— ACTIVITY —
Could you please output all of the data exactly, without the images?

----------------------------------------

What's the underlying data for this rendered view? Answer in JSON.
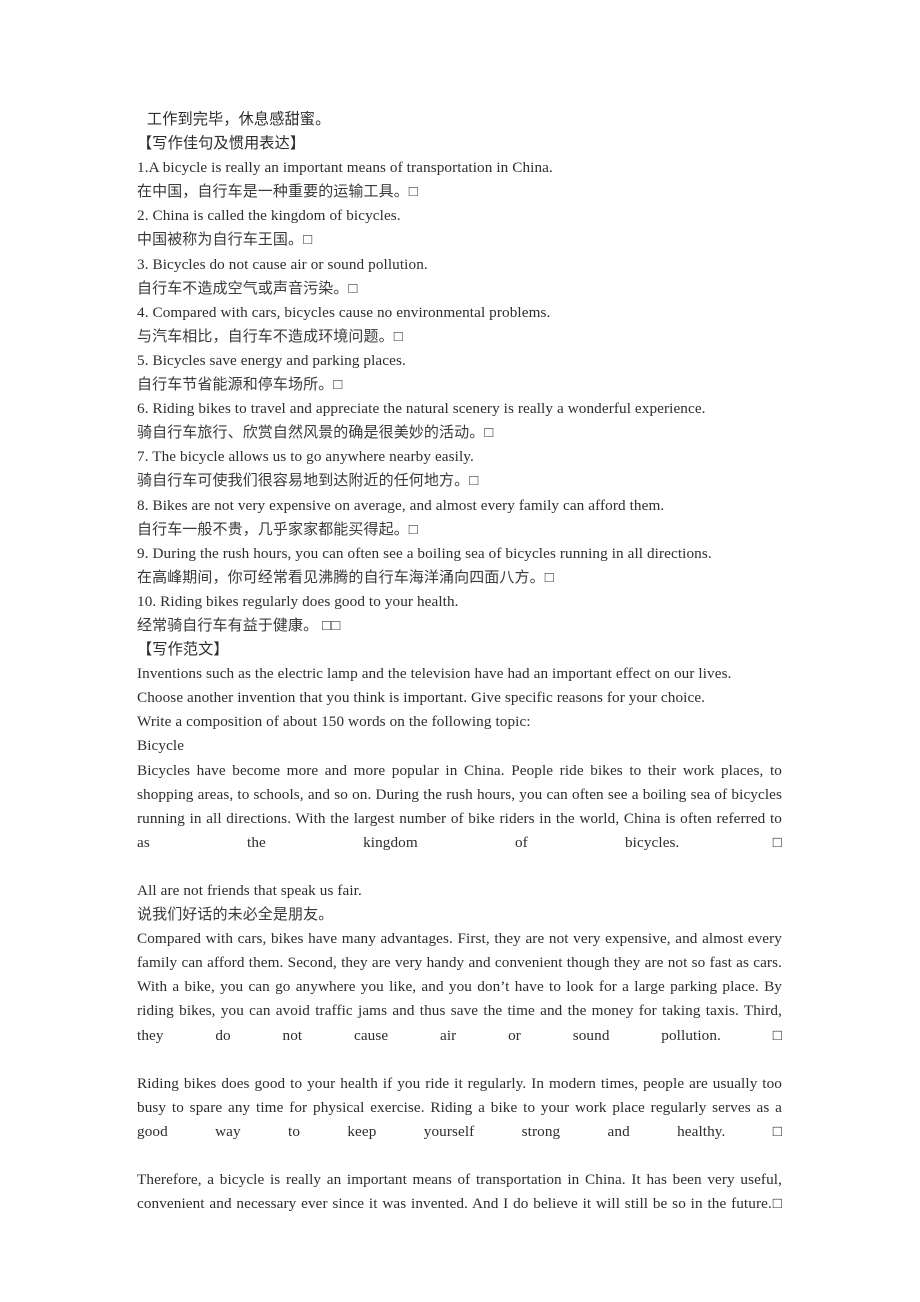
{
  "document": {
    "proverb_line": " 工作到完毕，休息感甜蜜。",
    "section_sentences_heading": "【写作佳句及惯用表达】",
    "section_model_essay_heading": "【写作范文】",
    "sentences": [
      {
        "en": "1.A bicycle is really an important means of transportation in China.",
        "cn": "在中国，自行车是一种重要的运输工具。□"
      },
      {
        "en": "2. China is called the kingdom of bicycles.",
        "cn": "中国被称为自行车王国。□"
      },
      {
        "en": "3. Bicycles do not cause air or sound pollution.",
        "cn": "自行车不造成空气或声音污染。□"
      },
      {
        "en": "4. Compared with cars, bicycles cause no environmental problems.",
        "cn": "与汽车相比，自行车不造成环境问题。□"
      },
      {
        "en": "5. Bicycles save energy and parking places.",
        "cn": "自行车节省能源和停车场所。□"
      },
      {
        "en": "6. Riding bikes to travel and appreciate the natural scenery is really a wonderful experience.",
        "cn": "骑自行车旅行、欣赏自然风景的确是很美妙的活动。□"
      },
      {
        "en": "7. The bicycle allows us to go anywhere nearby easily.",
        "cn": "骑自行车可使我们很容易地到达附近的任何地方。□"
      },
      {
        "en": "8. Bikes are not very expensive on average, and almost every family can afford them.",
        "cn": "自行车一般不贵，几乎家家都能买得起。□"
      },
      {
        "en": "9. During the rush hours, you can often see a boiling sea of bicycles running in all directions.",
        "cn": "在高峰期间，你可经常看见沸腾的自行车海洋涌向四面八方。□"
      },
      {
        "en": "10. Riding bikes regularly does good to your health.",
        "cn": "经常骑自行车有益于健康。 □□"
      }
    ],
    "essay_prompt": [
      "Inventions such as the electric lamp and the television have had an important effect on our lives.",
      "Choose another invention that you think is important. Give specific reasons for your choice.",
      "Write a composition of about 150 words on the following topic:",
      "Bicycle"
    ],
    "essay_paragraphs": [
      "Bicycles have become more and more popular in China. People ride bikes to their work places, to shopping areas, to schools, and so on. During the rush hours, you can often see a boiling sea of bicycles running in all directions. With the largest number of bike riders in the world, China is often referred to as the kingdom of bicycles.□"
    ],
    "proverb_en": "All are not friends that speak us fair.",
    "proverb_cn": "说我们好话的未必全是朋友。",
    "essay_paragraphs_2": [
      "Compared with cars, bikes have many advantages. First, they are not very expensive, and almost every family can afford them. Second, they are very handy and convenient though they are not so fast as cars. With a bike, you can go anywhere you like, and you don’t have to look for a large parking place. By riding bikes, you can avoid traffic jams and thus save the time and the money for taking taxis. Third, they do not cause air or sound pollution. □",
      "Riding bikes does good to your health if you ride it regularly. In modern times, people are usually too busy to spare any time for physical exercise. Riding a bike to your work place regularly serves as a good way to keep yourself strong and healthy. □",
      "Therefore, a bicycle is really an important means of transportation in China. It has been very useful, convenient and necessary ever since it was invented. And I do believe it will still be so in the future.□"
    ]
  }
}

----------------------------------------

— SOLUTION TO THE EXERCISE —
What's the underlying data for this rendered view? Answer in JSON.
{
  "document": {
    "proverb_line": " 工作到完毕，休息感甜蜜。",
    "section_sentences_heading": "【写作佳句及惯用表达】",
    "section_model_essay_heading": "【写作范文】",
    "sentences": [
      {
        "en": "1.A bicycle is really an important means of transportation in China.",
        "cn": "在中国，自行车是一种重要的运输工具。□"
      },
      {
        "en": "2. China is called the kingdom of bicycles.",
        "cn": "中国被称为自行车王国。□"
      },
      {
        "en": "3. Bicycles do not cause air or sound pollution.",
        "cn": "自行车不造成空气或声音污染。□"
      },
      {
        "en": "4. Compared with cars, bicycles cause no environmental problems.",
        "cn": "与汽车相比，自行车不造成环境问题。□"
      },
      {
        "en": "5. Bicycles save energy and parking places.",
        "cn": "自行车节省能源和停车场所。□"
      },
      {
        "en": "6. Riding bikes to travel and appreciate the natural scenery is really a wonderful experience.",
        "cn": "骑自行车旅行、欣赏自然风景的确是很美妙的活动。□"
      },
      {
        "en": "7. The bicycle allows us to go anywhere nearby easily.",
        "cn": "骑自行车可使我们很容易地到达附近的任何地方。□"
      },
      {
        "en": "8. Bikes are not very expensive on average, and almost every family can afford them.",
        "cn": "自行车一般不贵，几乎家家都能买得起。□"
      },
      {
        "en": "9. During the rush hours, you can often see a boiling sea of bicycles running in all directions.",
        "cn": "在高峰期间，你可经常看见沸腾的自行车海洋涌向四面八方。□"
      },
      {
        "en": "10. Riding bikes regularly does good to your health.",
        "cn": "经常骑自行车有益于健康。 □□"
      }
    ],
    "essay_prompt": [
      "Inventions such as the electric lamp and the television have had an important effect on our lives.",
      "Choose another invention that you think is important. Give specific reasons for your choice.",
      "Write a composition of about 150 words on the following topic:",
      "Bicycle"
    ],
    "essay_paragraphs": [
      "Bicycles have become more and more popular in China. People ride bikes to their work places, to shopping areas, to schools, and so on. During the rush hours, you can often see a boiling sea of bicycles running in all directions. With the largest number of bike riders in the world, China is often referred to as the kingdom of bicycles.□"
    ],
    "proverb_en": "All are not friends that speak us fair.",
    "proverb_cn": "说我们好话的未必全是朋友。",
    "essay_paragraphs_2": [
      "Compared with cars, bikes have many advantages. First, they are not very expensive, and almost every family can afford them. Second, they are very handy and convenient though they are not so fast as cars. With a bike, you can go anywhere you like, and you don’t have to look for a large parking place. By riding bikes, you can avoid traffic jams and thus save the time and the money for taking taxis. Third, they do not cause air or sound pollution. □",
      "Riding bikes does good to your health if you ride it regularly. In modern times, people are usually too busy to spare any time for physical exercise. Riding a bike to your work place regularly serves as a good way to keep yourself strong and healthy. □",
      "Therefore, a bicycle is really an important means of transportation in China. It has been very useful, convenient and necessary ever since it was invented. And I do believe it will still be so in the future.□"
    ]
  }
}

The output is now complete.